━━━━━ Supplied material ━━━━━

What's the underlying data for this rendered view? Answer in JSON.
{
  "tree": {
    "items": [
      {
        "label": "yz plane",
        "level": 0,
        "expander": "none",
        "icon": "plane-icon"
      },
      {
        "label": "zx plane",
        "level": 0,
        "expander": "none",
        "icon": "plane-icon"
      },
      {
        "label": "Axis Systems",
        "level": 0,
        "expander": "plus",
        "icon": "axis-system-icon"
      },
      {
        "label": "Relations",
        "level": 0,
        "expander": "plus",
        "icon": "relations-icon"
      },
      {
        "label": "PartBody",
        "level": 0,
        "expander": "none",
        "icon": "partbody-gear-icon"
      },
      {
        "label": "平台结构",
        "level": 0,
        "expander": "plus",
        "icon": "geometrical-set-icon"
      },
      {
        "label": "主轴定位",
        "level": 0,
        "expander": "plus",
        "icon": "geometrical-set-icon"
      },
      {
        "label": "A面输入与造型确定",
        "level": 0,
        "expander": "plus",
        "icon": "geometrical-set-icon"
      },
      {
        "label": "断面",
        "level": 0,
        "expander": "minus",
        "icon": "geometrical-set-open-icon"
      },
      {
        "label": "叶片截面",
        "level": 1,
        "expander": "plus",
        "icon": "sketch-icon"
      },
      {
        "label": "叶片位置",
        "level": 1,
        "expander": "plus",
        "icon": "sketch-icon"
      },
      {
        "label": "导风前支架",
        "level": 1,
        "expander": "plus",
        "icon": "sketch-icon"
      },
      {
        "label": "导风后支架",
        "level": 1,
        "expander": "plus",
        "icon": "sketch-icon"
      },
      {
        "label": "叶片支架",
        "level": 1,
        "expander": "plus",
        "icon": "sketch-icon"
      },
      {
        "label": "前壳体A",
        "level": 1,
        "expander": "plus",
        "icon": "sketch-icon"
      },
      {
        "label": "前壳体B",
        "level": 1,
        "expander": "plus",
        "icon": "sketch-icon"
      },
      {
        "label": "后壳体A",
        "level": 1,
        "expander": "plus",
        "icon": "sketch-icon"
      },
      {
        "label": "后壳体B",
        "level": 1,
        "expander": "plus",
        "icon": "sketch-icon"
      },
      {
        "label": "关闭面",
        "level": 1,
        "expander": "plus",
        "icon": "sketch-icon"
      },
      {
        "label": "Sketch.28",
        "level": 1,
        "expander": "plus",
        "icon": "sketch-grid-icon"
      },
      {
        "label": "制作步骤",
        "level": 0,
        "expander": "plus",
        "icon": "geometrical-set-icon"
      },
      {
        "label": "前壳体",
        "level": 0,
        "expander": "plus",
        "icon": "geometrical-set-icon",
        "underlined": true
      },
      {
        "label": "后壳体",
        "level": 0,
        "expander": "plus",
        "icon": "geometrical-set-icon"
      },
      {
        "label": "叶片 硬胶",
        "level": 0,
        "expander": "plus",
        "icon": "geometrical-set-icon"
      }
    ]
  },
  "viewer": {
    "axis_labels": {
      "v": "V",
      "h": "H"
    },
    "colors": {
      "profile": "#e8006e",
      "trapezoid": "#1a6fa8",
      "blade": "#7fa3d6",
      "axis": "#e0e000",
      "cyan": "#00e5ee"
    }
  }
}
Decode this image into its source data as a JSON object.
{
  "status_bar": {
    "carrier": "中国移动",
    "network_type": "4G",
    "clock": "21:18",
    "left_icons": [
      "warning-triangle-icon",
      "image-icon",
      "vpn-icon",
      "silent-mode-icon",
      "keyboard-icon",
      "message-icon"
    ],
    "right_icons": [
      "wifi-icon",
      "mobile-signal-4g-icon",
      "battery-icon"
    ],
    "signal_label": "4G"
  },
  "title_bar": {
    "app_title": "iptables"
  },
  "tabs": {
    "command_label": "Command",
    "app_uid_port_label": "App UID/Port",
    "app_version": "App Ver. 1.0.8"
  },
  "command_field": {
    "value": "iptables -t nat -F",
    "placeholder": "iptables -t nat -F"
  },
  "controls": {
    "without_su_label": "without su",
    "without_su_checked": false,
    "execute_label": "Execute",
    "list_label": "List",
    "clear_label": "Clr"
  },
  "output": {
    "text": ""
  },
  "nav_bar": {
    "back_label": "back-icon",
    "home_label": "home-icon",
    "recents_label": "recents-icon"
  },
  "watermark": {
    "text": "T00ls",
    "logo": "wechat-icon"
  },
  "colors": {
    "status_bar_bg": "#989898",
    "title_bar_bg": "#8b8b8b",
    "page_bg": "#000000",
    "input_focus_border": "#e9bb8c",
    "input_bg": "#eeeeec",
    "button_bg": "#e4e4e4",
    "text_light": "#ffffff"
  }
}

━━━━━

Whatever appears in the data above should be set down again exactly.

** Output for this task **
What's the underlying data for this rendered view? Answer in JSON.
{
  "tree": {
    "items": [
      {
        "label": "yz plane",
        "level": 0,
        "expander": "none",
        "icon": "plane-icon"
      },
      {
        "label": "zx plane",
        "level": 0,
        "expander": "none",
        "icon": "plane-icon"
      },
      {
        "label": "Axis Systems",
        "level": 0,
        "expander": "plus",
        "icon": "axis-system-icon"
      },
      {
        "label": "Relations",
        "level": 0,
        "expander": "plus",
        "icon": "relations-icon"
      },
      {
        "label": "PartBody",
        "level": 0,
        "expander": "none",
        "icon": "partbody-gear-icon"
      },
      {
        "label": "平台结构",
        "level": 0,
        "expander": "plus",
        "icon": "geometrical-set-icon"
      },
      {
        "label": "主轴定位",
        "level": 0,
        "expander": "plus",
        "icon": "geometrical-set-icon"
      },
      {
        "label": "A面输入与造型确定",
        "level": 0,
        "expander": "plus",
        "icon": "geometrical-set-icon"
      },
      {
        "label": "断面",
        "level": 0,
        "expander": "minus",
        "icon": "geometrical-set-open-icon"
      },
      {
        "label": "叶片截面",
        "level": 1,
        "expander": "plus",
        "icon": "sketch-icon"
      },
      {
        "label": "叶片位置",
        "level": 1,
        "expander": "plus",
        "icon": "sketch-icon"
      },
      {
        "label": "导风前支架",
        "level": 1,
        "expander": "plus",
        "icon": "sketch-icon"
      },
      {
        "label": "导风后支架",
        "level": 1,
        "expander": "plus",
        "icon": "sketch-icon"
      },
      {
        "label": "叶片支架",
        "level": 1,
        "expander": "plus",
        "icon": "sketch-icon"
      },
      {
        "label": "前壳体A",
        "level": 1,
        "expander": "plus",
        "icon": "sketch-icon"
      },
      {
        "label": "前壳体B",
        "level": 1,
        "expander": "plus",
        "icon": "sketch-icon"
      },
      {
        "label": "后壳体A",
        "level": 1,
        "expander": "plus",
        "icon": "sketch-icon"
      },
      {
        "label": "后壳体B",
        "level": 1,
        "expander": "plus",
        "icon": "sketch-icon"
      },
      {
        "label": "关闭面",
        "level": 1,
        "expander": "plus",
        "icon": "sketch-icon"
      },
      {
        "label": "Sketch.28",
        "level": 1,
        "expander": "plus",
        "icon": "sketch-grid-icon"
      },
      {
        "label": "制作步骤",
        "level": 0,
        "expander": "plus",
        "icon": "geometrical-set-icon"
      },
      {
        "label": "前壳体",
        "level": 0,
        "expander": "plus",
        "icon": "geometrical-set-icon",
        "underlined": true
      },
      {
        "label": "后壳体",
        "level": 0,
        "expander": "plus",
        "icon": "geometrical-set-icon"
      },
      {
        "label": "叶片 硬胶",
        "level": 0,
        "expander": "plus",
        "icon": "geometrical-set-icon"
      }
    ]
  },
  "viewer": {
    "axis_labels": {
      "v": "V",
      "h": "H"
    },
    "colors": {
      "profile": "#e8006e",
      "trapezoid": "#1a6fa8",
      "blade": "#7fa3d6",
      "axis": "#e0e000",
      "cyan": "#00e5ee"
    }
  }
}
Decode this image into its source data as a JSON object.
{
  "status_bar": {
    "carrier": "中国移动",
    "network_type": "4G",
    "clock": "21:18",
    "left_icons": [
      "warning-triangle-icon",
      "image-icon",
      "vpn-icon",
      "silent-mode-icon",
      "keyboard-icon",
      "message-icon"
    ],
    "right_icons": [
      "wifi-icon",
      "mobile-signal-4g-icon",
      "battery-icon"
    ],
    "signal_label": "4G"
  },
  "title_bar": {
    "app_title": "iptables"
  },
  "tabs": {
    "command_label": "Command",
    "app_uid_port_label": "App UID/Port",
    "app_version": "App Ver. 1.0.8"
  },
  "command_field": {
    "value": "iptables -t nat -F",
    "placeholder": "iptables -t nat -F"
  },
  "controls": {
    "without_su_label": "without su",
    "without_su_checked": false,
    "execute_label": "Execute",
    "list_label": "List",
    "clear_label": "Clr"
  },
  "output": {
    "text": ""
  },
  "nav_bar": {
    "back_label": "back-icon",
    "home_label": "home-icon",
    "recents_label": "recents-icon"
  },
  "watermark": {
    "text": "T00ls",
    "logo": "wechat-icon"
  },
  "colors": {
    "status_bar_bg": "#989898",
    "title_bar_bg": "#8b8b8b",
    "page_bg": "#000000",
    "input_focus_border": "#e9bb8c",
    "input_bg": "#eeeeec",
    "button_bg": "#e4e4e4",
    "text_light": "#ffffff"
  }
}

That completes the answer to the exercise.